MANILA, Philippines – Business tycoon and former ambassador Eduardo “Danding” Cojuangco Jr is back at the helm of the Nationalist People’s Coalition as it prepares for the 2019 midterm elections.
Cojuangco has long been the symbolic figurehead of the NPC as its chairman emeritus. But in May, he officially returned as chairman, taking on an active role in the party he established for his presidential bid in 1992.
The party met on May 24 to “restructure” its leadership, according to Senate Majority Leader Vicente Sotto III.
“As Chairman Emeritus dati, [meaning] forever chairman pero inactive. Ngayon active [role] eh kasi ni-restructure namin. Nag-retire na siya sa politics pero di niya puwede pabayaan ang political party,” Sotto said.
(As Chairman Emeritus, it means he was forever chairman but inactive. Now, he has an active role because we restructured our party. He retired from politics but he cannot not help the political party.)
Sotto explained Cojuangco had to come in because the previous party leadership could not agree on their direction.
The NPC’s leadership will now be composed of Cojuangco as the chairman and 8 council of leaders, who are yet to be identified on June 10. Sotto said he is likely to be a part of it.
"Dati, pinapabayaan niya leadership with the president, chair, secretary general. Eh lately di masyado maganda takbo, kanya-kanya ang pangyayari, pag-iisip as far as takbo ng partido is concerned,” Sotto said.
(Before he just lets the leadership be. But lately the party has not been doing well, they have their own preferences and thinking on how to run the party.)
Sotto said the party leaders plan to appoint a sub-committee of 3 to go around the country to “reorganize and strengthen” local leadership.
“Lagi kami malakas sa local, magpapalakas pa kami. (We have always been strong at the local level. We will continue to beef up our strength there.) We’re preparing for the 2019 elections,” he said.
In 2016, the NPC supported Senator Grace Poe’s presidential bid. At the time, Cojuangco rarely appeared in any public gathering. Some members also said Cojuangco was physically weak then.
Now, the party is allied with the administration of President Rodrigo Duterte, who is allied with the family of the late dictator Ferdinand Marcos. (READ: Duterte: 'Ex-soldier and president' Marcos deserves Libingan burial)
The politically influential Cojuangco is a known Marcos crony and uncle of former president Benigno Aquino III. He ran for president in 1992 shortly after the government seized the coconut levy assets. (READ: Coco levy fund scam: Gold for the corrupt, crumbs for farmers)
He, however, lost to then former Philippine Constabulary chief Fidel V. Ramos.

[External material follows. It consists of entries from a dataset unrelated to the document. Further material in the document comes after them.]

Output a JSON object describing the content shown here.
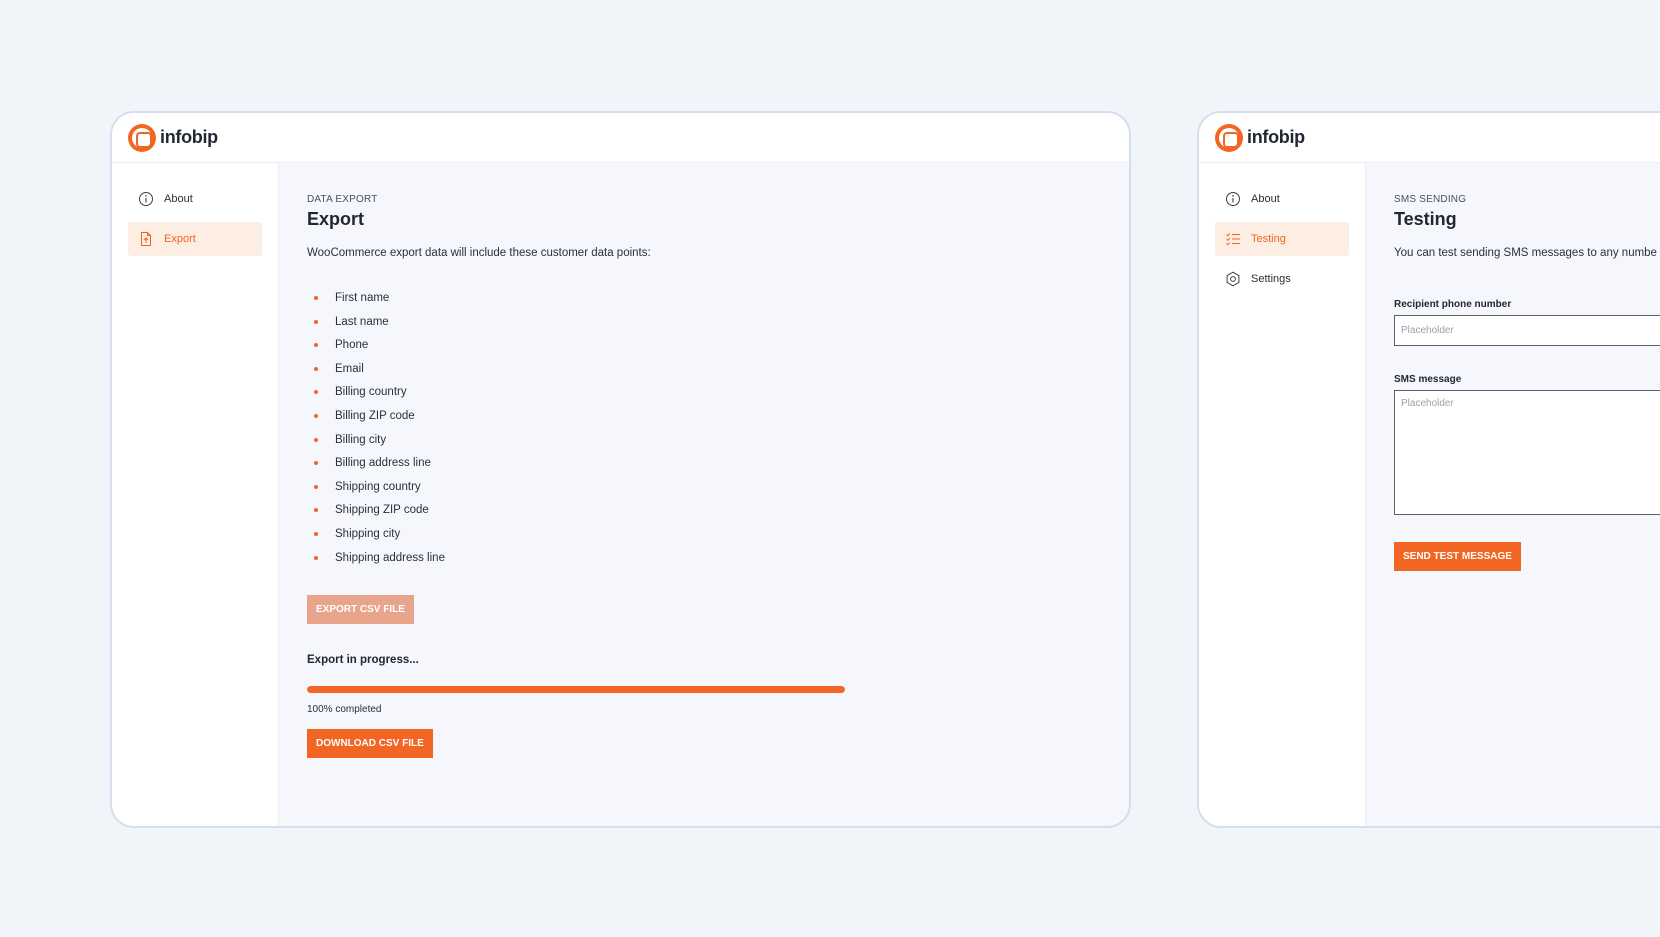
{
  "brand": {
    "name": "infobip",
    "accent": "#f26522",
    "accent_light": "#fdeee4",
    "disabled": "#e9a58b"
  },
  "export_window": {
    "sidebar": {
      "items": [
        {
          "label": "About",
          "icon": "info-icon",
          "active": false
        },
        {
          "label": "Export",
          "icon": "file-export-icon",
          "active": true
        }
      ]
    },
    "eyebrow": "DATA EXPORT",
    "title": "Export",
    "intro": "WooCommerce export data will include these customer data points:",
    "data_points": [
      "First name",
      "Last name",
      "Phone",
      "Email",
      "Billing country",
      "Billing ZIP code",
      "Billing city",
      "Billing address line",
      "Shipping country",
      "Shipping ZIP code",
      "Shipping city",
      "Shipping address line"
    ],
    "export_button": "EXPORT CSV FILE",
    "progress_title": "Export in progress...",
    "progress_value": 1.0,
    "progress_label": "100% completed",
    "download_button": "DOWNLOAD CSV FILE"
  },
  "testing_window": {
    "sidebar": {
      "items": [
        {
          "label": "About",
          "icon": "info-icon",
          "active": false
        },
        {
          "label": "Testing",
          "icon": "checklist-icon",
          "active": true
        },
        {
          "label": "Settings",
          "icon": "gear-icon",
          "active": false
        }
      ]
    },
    "eyebrow": "SMS SENDING",
    "title": "Testing",
    "intro": "You can test sending SMS messages to any numbe",
    "phone_label": "Recipient phone number",
    "phone_placeholder": "Placeholder",
    "message_label": "SMS message",
    "message_placeholder": "Placeholder",
    "send_button": "SEND TEST MESSAGE"
  }
}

Camille Elemia is Rappler's lead reporter for media, disinformation, and democracy. She won an ILO award in 2017. She received the prestigious Fulbright-Hubert Humphrey fellowship in 2019, allowing her to further study media and politics in the US. Email email@example.com